(Stored records)
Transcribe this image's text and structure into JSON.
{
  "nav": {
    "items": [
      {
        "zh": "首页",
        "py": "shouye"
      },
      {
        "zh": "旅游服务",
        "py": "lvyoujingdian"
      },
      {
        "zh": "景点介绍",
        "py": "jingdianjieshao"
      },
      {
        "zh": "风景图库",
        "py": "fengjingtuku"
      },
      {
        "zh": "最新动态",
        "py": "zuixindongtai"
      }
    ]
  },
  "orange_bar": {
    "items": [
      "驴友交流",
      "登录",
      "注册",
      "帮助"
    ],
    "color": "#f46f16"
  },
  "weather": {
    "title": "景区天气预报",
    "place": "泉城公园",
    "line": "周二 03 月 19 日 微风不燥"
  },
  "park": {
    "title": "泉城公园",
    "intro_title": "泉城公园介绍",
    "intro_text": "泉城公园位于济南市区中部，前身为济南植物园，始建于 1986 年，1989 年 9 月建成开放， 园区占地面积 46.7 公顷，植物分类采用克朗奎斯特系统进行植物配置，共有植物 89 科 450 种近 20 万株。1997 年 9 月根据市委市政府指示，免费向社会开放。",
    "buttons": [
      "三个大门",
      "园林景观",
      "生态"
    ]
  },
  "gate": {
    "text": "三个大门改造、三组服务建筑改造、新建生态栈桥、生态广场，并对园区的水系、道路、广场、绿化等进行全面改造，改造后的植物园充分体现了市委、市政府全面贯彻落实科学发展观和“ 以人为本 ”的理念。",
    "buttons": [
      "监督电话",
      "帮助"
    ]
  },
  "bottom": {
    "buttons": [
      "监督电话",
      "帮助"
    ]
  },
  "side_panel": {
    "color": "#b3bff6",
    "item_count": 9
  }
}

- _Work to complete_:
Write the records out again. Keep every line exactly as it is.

- _Exercise result_:
Transcribe this image's text and structure into JSON.
{
  "nav": {
    "items": [
      {
        "zh": "首页",
        "py": "shouye"
      },
      {
        "zh": "旅游服务",
        "py": "lvyoujingdian"
      },
      {
        "zh": "景点介绍",
        "py": "jingdianjieshao"
      },
      {
        "zh": "风景图库",
        "py": "fengjingtuku"
      },
      {
        "zh": "最新动态",
        "py": "zuixindongtai"
      }
    ]
  },
  "orange_bar": {
    "items": [
      "驴友交流",
      "登录",
      "注册",
      "帮助"
    ],
    "color": "#f46f16"
  },
  "weather": {
    "title": "景区天气预报",
    "place": "泉城公园",
    "line": "周二 03 月 19 日 微风不燥"
  },
  "park": {
    "title": "泉城公园",
    "intro_title": "泉城公园介绍",
    "intro_text": "泉城公园位于济南市区中部，前身为济南植物园，始建于 1986 年，1989 年 9 月建成开放， 园区占地面积 46.7 公顷，植物分类采用克朗奎斯特系统进行植物配置，共有植物 89 科 450 种近 20 万株。1997 年 9 月根据市委市政府指示，免费向社会开放。",
    "buttons": [
      "三个大门",
      "园林景观",
      "生态"
    ]
  },
  "gate": {
    "text": "三个大门改造、三组服务建筑改造、新建生态栈桥、生态广场，并对园区的水系、道路、广场、绿化等进行全面改造，改造后的植物园充分体现了市委、市政府全面贯彻落实科学发展观和“ 以人为本 ”的理念。",
    "buttons": [
      "监督电话",
      "帮助"
    ]
  },
  "bottom": {
    "buttons": [
      "监督电话",
      "帮助"
    ]
  },
  "side_panel": {
    "color": "#b3bff6",
    "item_count": 9
  }
}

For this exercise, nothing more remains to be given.